Although recreational marijuana has recently been legalized in the state of California, the golden state is getting worse in terms of environmental damage from illicit marijuana operations. In Lassen National Forest, just north of Deer Creek, law enforcement agents discovered the largest illegal marijuana grows ever in the forest, spread across nearly 300 acres. At the site, law enforcements found sleeping bags, empty pesticide packets, and other debris. Also in Lassen, the agency had to use helicopters to clean up the trash which has taken more than three months to do. Included with the debris was over 18 miles of drip irrigation line.
The irrigation pipes were removing water from streams that feed into nearby Deer Creek. Deer Creek flows into the Sacramento River. Thus, drying up small streams like this that’s feeding into the system causes major concerns for drought. The illegal growers who stationed at the site were also using copious amounts of fertilizers, pesticides and poisons like bromethalin—a neurotoxic rodenticide. According to the law enforcement agents, the illegal growers were using the rodenticide as bait for animals to prevent them from eating or damaging the plant.

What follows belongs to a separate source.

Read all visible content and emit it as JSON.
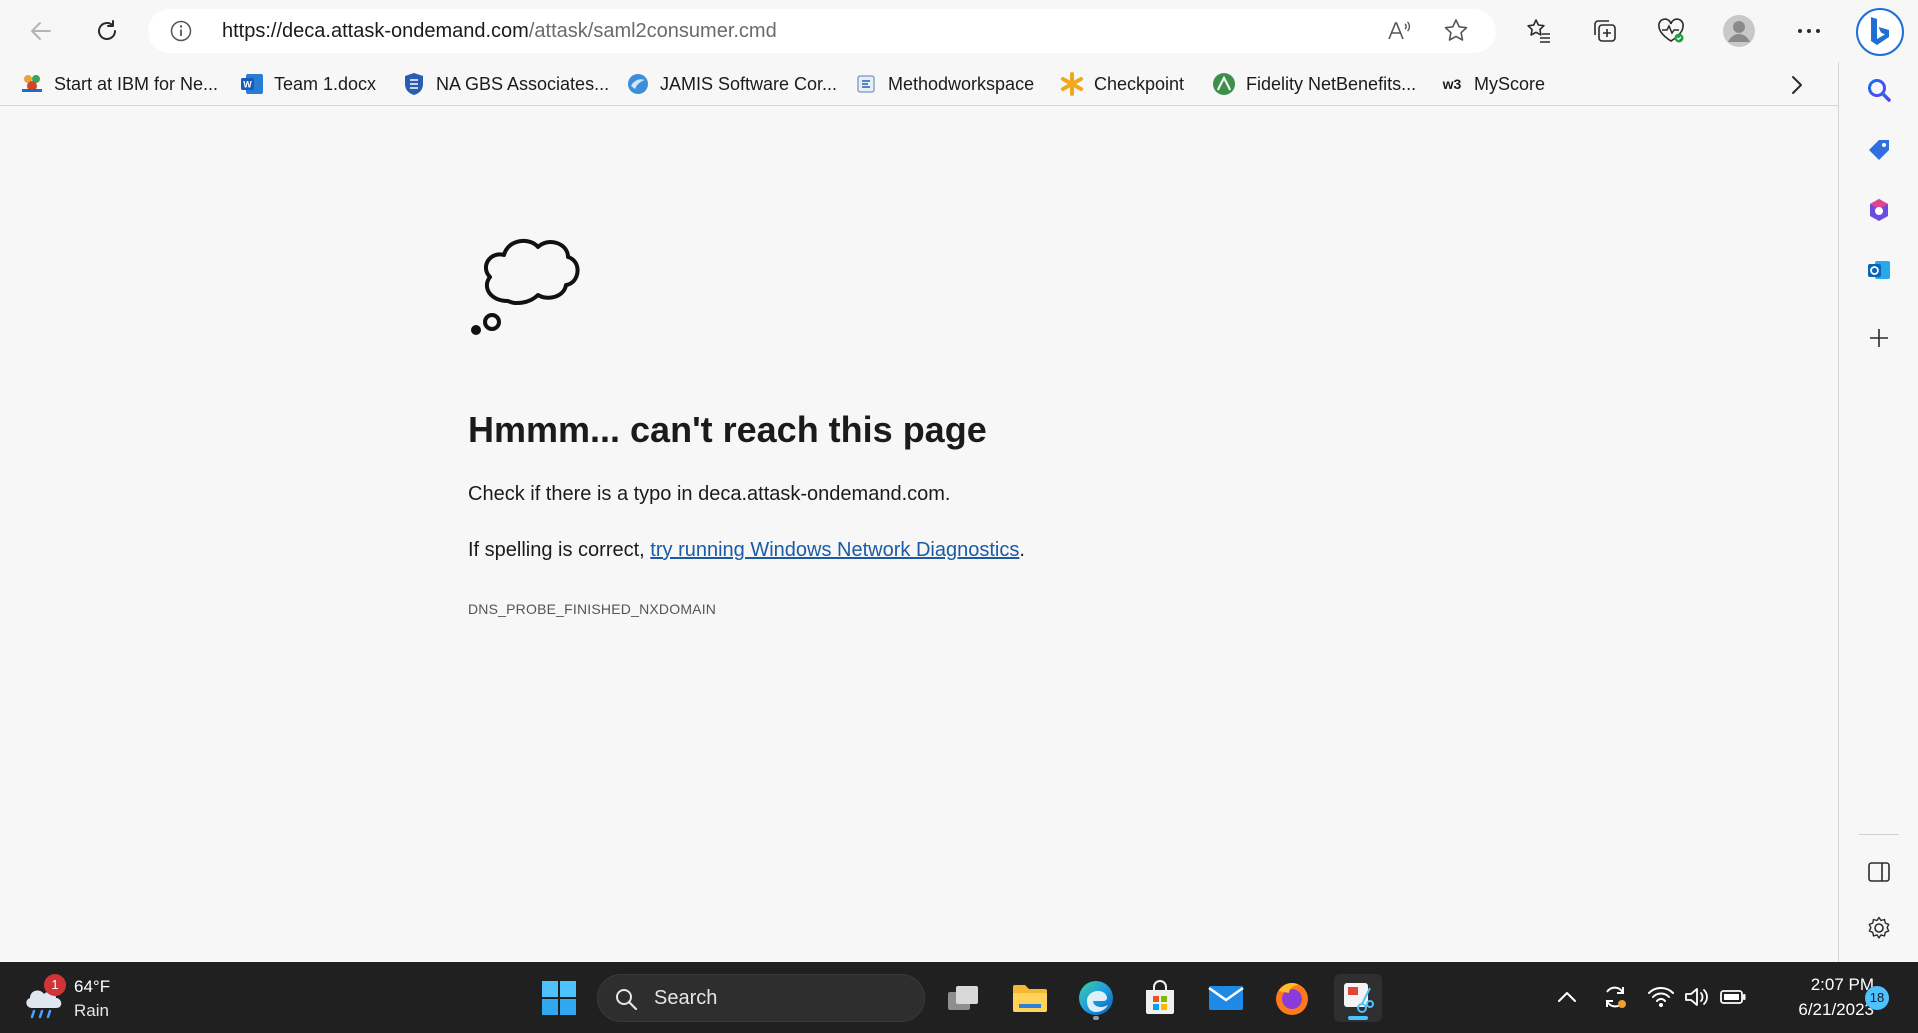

With the legalization of recreational marijuana, some law enforcement agencies fear the problem of environmental damage will only get worse—especially on National Forest land.